> **Information**:
════════════════════

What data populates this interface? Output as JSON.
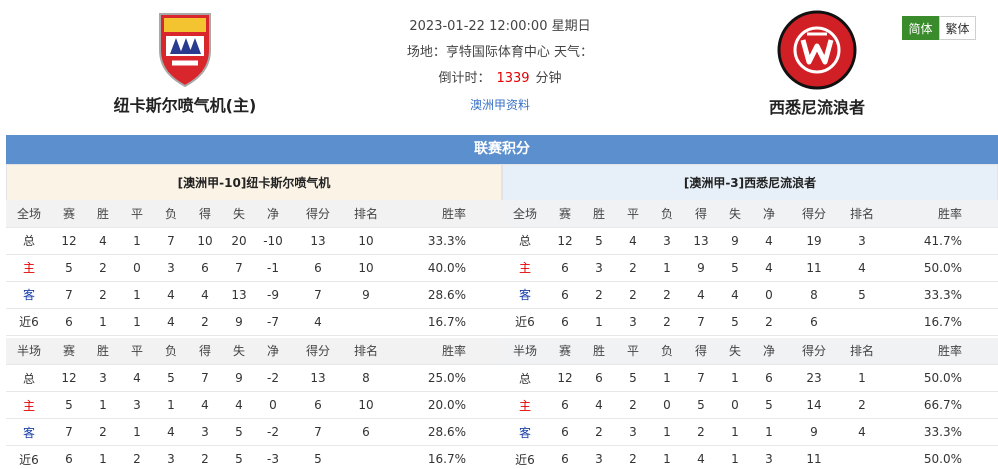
{
  "match": {
    "datetime": "2023-01-22 12:00:00 星期日",
    "venue_label": "场地：亨特国际体育中心 天气：",
    "countdown_label": "倒计时：",
    "countdown_value": "1339",
    "countdown_unit": "分钟",
    "league_link": "澳洲甲资料"
  },
  "home_team": {
    "name": "纽卡斯尔喷气机(主)"
  },
  "away_team": {
    "name": "西悉尼流浪者"
  },
  "lang": {
    "simplified": "简体",
    "traditional": "繁体"
  },
  "section_title": "联赛积分",
  "colors": {
    "title_bar": "#5b8fcd",
    "lang_active": "#3a8b2c",
    "home_label": "#e00000",
    "away_label": "#1a3fa8"
  },
  "home_panel": {
    "title": "[澳洲甲-10]纽卡斯尔喷气机",
    "full": {
      "headers": [
        "全场",
        "赛",
        "胜",
        "平",
        "负",
        "得",
        "失",
        "净",
        "得分",
        "排名",
        "胜率"
      ],
      "rows": [
        [
          "总",
          "12",
          "4",
          "1",
          "7",
          "10",
          "20",
          "-10",
          "13",
          "10",
          "33.3%"
        ],
        [
          "主",
          "5",
          "2",
          "0",
          "3",
          "6",
          "7",
          "-1",
          "6",
          "10",
          "40.0%"
        ],
        [
          "客",
          "7",
          "2",
          "1",
          "4",
          "4",
          "13",
          "-9",
          "7",
          "9",
          "28.6%"
        ],
        [
          "近6",
          "6",
          "1",
          "1",
          "4",
          "2",
          "9",
          "-7",
          "4",
          "",
          "16.7%"
        ]
      ]
    },
    "half": {
      "headers": [
        "半场",
        "赛",
        "胜",
        "平",
        "负",
        "得",
        "失",
        "净",
        "得分",
        "排名",
        "胜率"
      ],
      "rows": [
        [
          "总",
          "12",
          "3",
          "4",
          "5",
          "7",
          "9",
          "-2",
          "13",
          "8",
          "25.0%"
        ],
        [
          "主",
          "5",
          "1",
          "3",
          "1",
          "4",
          "4",
          "0",
          "6",
          "10",
          "20.0%"
        ],
        [
          "客",
          "7",
          "2",
          "1",
          "4",
          "3",
          "5",
          "-2",
          "7",
          "6",
          "28.6%"
        ],
        [
          "近6",
          "6",
          "1",
          "2",
          "3",
          "2",
          "5",
          "-3",
          "5",
          "",
          "16.7%"
        ]
      ]
    }
  },
  "away_panel": {
    "title": "[澳洲甲-3]西悉尼流浪者",
    "full": {
      "headers": [
        "全场",
        "赛",
        "胜",
        "平",
        "负",
        "得",
        "失",
        "净",
        "得分",
        "排名",
        "胜率"
      ],
      "rows": [
        [
          "总",
          "12",
          "5",
          "4",
          "3",
          "13",
          "9",
          "4",
          "19",
          "3",
          "41.7%"
        ],
        [
          "主",
          "6",
          "3",
          "2",
          "1",
          "9",
          "5",
          "4",
          "11",
          "4",
          "50.0%"
        ],
        [
          "客",
          "6",
          "2",
          "2",
          "2",
          "4",
          "4",
          "0",
          "8",
          "5",
          "33.3%"
        ],
        [
          "近6",
          "6",
          "1",
          "3",
          "2",
          "7",
          "5",
          "2",
          "6",
          "",
          "16.7%"
        ]
      ]
    },
    "half": {
      "headers": [
        "半场",
        "赛",
        "胜",
        "平",
        "负",
        "得",
        "失",
        "净",
        "得分",
        "排名",
        "胜率"
      ],
      "rows": [
        [
          "总",
          "12",
          "6",
          "5",
          "1",
          "7",
          "1",
          "6",
          "23",
          "1",
          "50.0%"
        ],
        [
          "主",
          "6",
          "4",
          "2",
          "0",
          "5",
          "0",
          "5",
          "14",
          "2",
          "66.7%"
        ],
        [
          "客",
          "6",
          "2",
          "3",
          "1",
          "2",
          "1",
          "1",
          "9",
          "4",
          "33.3%"
        ],
        [
          "近6",
          "6",
          "3",
          "2",
          "1",
          "4",
          "1",
          "3",
          "11",
          "",
          "50.0%"
        ]
      ]
    }
  }
}
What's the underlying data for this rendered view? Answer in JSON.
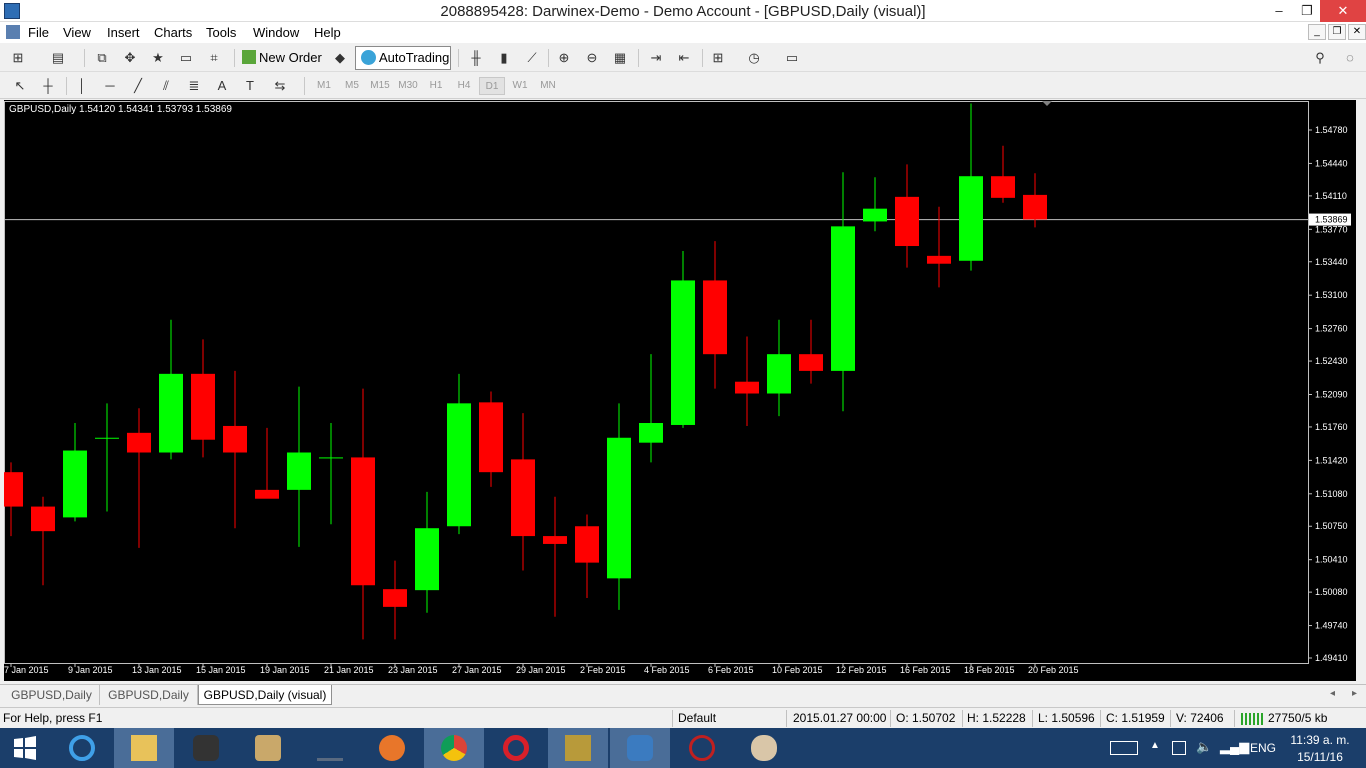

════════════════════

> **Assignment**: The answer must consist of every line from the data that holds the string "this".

> **Answer box**:
What data populates this interface? Output as JSON.
What's the underlying data for this rendered view? Answer in JSON.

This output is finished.